Since the 1980s, the direct cost of hurricane events in the US has increased eleven-fold, from $3.8 billion annually to $43.8 billion annually in 2020. This is the result of more structures and population being located in risk-prone areas and the increased severity of hurricane storms. Climate modeling suggests that with moderate increases in GHG emissions and related warming, the frequency of Category 4 and 5 storms could increase by 45-87 percent by 2100 (Knutson et.al. 2013), and the one in 100-year storm could happen every 5-10 years (Emmanuel 2017). With this much at stake, it is clear that our approach to addressing coastal storms and climate resilience must evolve.

One meaningful change is to engage in regional resilience, rather than solely on an individual jurisdictional level. This approach was first embraced in 2010 with the creation of the Southeast Florida Regional Climate Change Compact (SEFRCCC), which includes Monroe, Miami- Dade, Broward, Palm Beach Counties, and participation of 110 cities that signed a Mayor’s Climate Action Pledge. The success and national recognition of this collaborative approach has made it a model for resilience planning, one that is being replicated in East-Central Florida, in the Tampa Bay region, in Northeast Florida and now in Southwest Florida. With the leadership of Professor Mike Savarese at Florida Gulf Coast University, a Southwest Florida Regional Resiliency Compact is now being organized for Charlotte, Lee, and Collier counties and the 10 encompassed municipalities.

Initially proposed in 2018, the Southwest Regional Resiliency Compact formed a steering committee of 50 local representatives to frame its purpose and objectives that are expressed in a Memorandum of Understanding (MOU). The MOU must now be adopted by each jurisdiction in the region. Charlotte County and the City of Sanibel adopted the MOU in August, and Marco Island will consider the measure on September 9th. For this regional approach to be successful, it imperative we contact our cities’ and counties’ elected leaders and ask them swiftly to join the Compact by adopting the MOU.

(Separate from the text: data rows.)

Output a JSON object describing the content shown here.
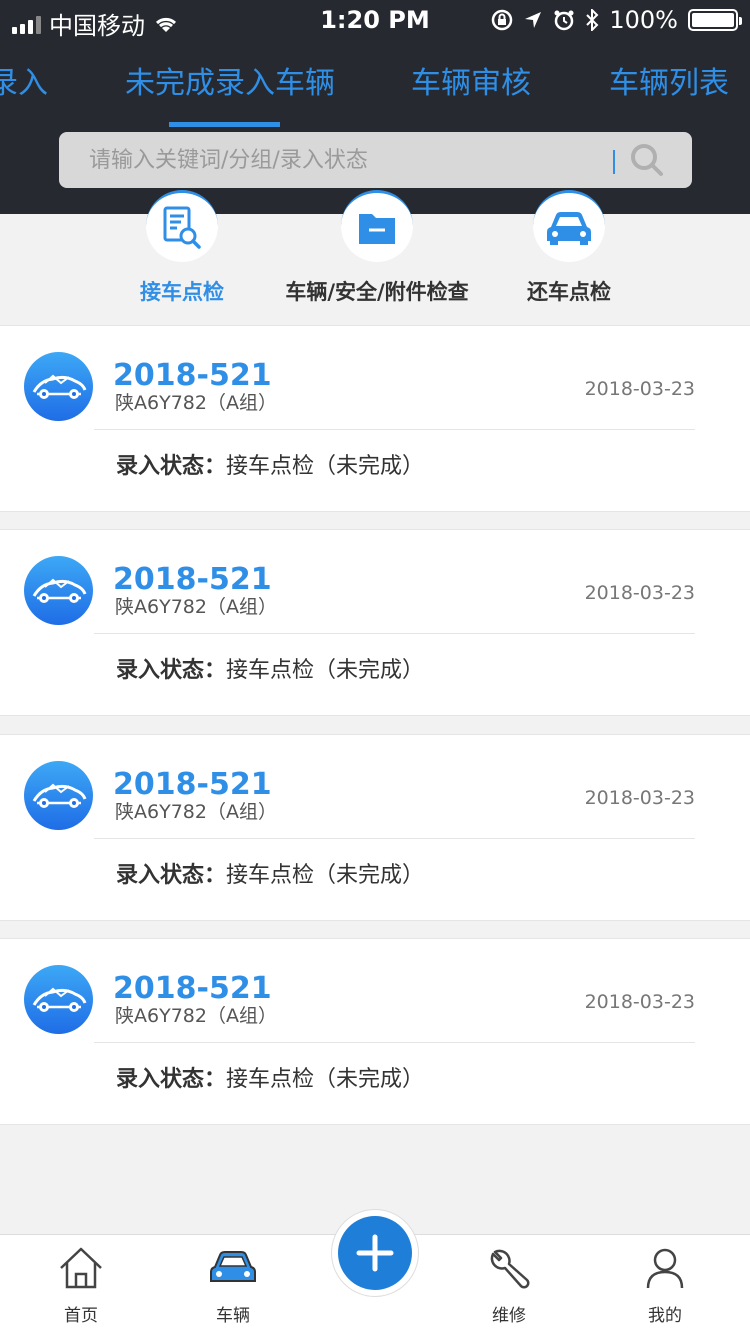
{
  "status_bar": {
    "carrier": "中国移动",
    "time": "1:20 PM",
    "battery": "100%"
  },
  "tabs": [
    {
      "label": "录入"
    },
    {
      "label": "未完成录入车辆"
    },
    {
      "label": "车辆审核"
    },
    {
      "label": "车辆列表"
    }
  ],
  "search": {
    "placeholder": "请输入关键词/分组/录入状态"
  },
  "quick_actions": [
    {
      "label": "接车点检",
      "icon": "document-search-icon"
    },
    {
      "label": "车辆/安全/附件检查",
      "icon": "folder-icon"
    },
    {
      "label": "还车点检",
      "icon": "car-icon"
    }
  ],
  "colors": {
    "accent": "#2f8ee6",
    "header_bg": "#262a30"
  },
  "records": [
    {
      "code": "2018-521",
      "plate": "陕A6Y782（A组）",
      "date": "2018-03-23",
      "state_label": "录入状态：",
      "state_value": "接车点检（未完成）"
    },
    {
      "code": "2018-521",
      "plate": "陕A6Y782（A组）",
      "date": "2018-03-23",
      "state_label": "录入状态：",
      "state_value": "接车点检（未完成）"
    },
    {
      "code": "2018-521",
      "plate": "陕A6Y782（A组）",
      "date": "2018-03-23",
      "state_label": "录入状态：",
      "state_value": "接车点检（未完成）"
    },
    {
      "code": "2018-521",
      "plate": "陕A6Y782（A组）",
      "date": "2018-03-23",
      "state_label": "录入状态：",
      "state_value": "接车点检（未完成）"
    }
  ],
  "tabbar": [
    {
      "label": "首页",
      "icon": "home-icon"
    },
    {
      "label": "车辆",
      "icon": "car-icon"
    },
    {
      "label": "维修",
      "icon": "wrench-icon"
    },
    {
      "label": "我的",
      "icon": "user-icon"
    }
  ]
}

Like the SEFRCCC, the Southwest Regional Resiliency Compact strives to improve our resilience to “storminess”, aka hurricanes, and other climate impacts including sea-level rise, increased precipitation and flooding, and rising temperatures and drought by building and sharing technical tools, knowledge and policy approaches. Acting as a united region, the Compact is able to coordinate action across jurisdictions, increasing their efficacy, and increase public support and political will for climate action. Fruits of the SEFRCCC, included development of one unified sea level rise projection for south Florida’s Atlantic coastline, which allowed all the cities, counties and their engineering consultants to plan based on a common data set. The Compact’s participants also voluntarily share policy language, program ideas, and technical specification for resiliency projects like sea walls and pump systems, thus reducing the cost and the time from proposal to adoption. Compacts provide a forum for training and education of both staff and elected officials, fostering the camaraderie and trust that facilitates a coherent regional approach. Equally important, creation of a Southwest Regional Resiliency Compact demonstrates to outsiders that our region is addressing risks and adapting to future climate impacts. It helps to bring grants and resources to the area, and signals that we are a safe place to invest, grow your business, and prosper. It keeps Southwest Florida competitive with other parts of the state.

As the dates become available regarding when the Southwest Regional Resiliency Compact MOU will be brought before the individual jurisdictions, Growing Climate Solutions will send out a notice. Please take the time to email your local officials to express support for the regional resilience approach.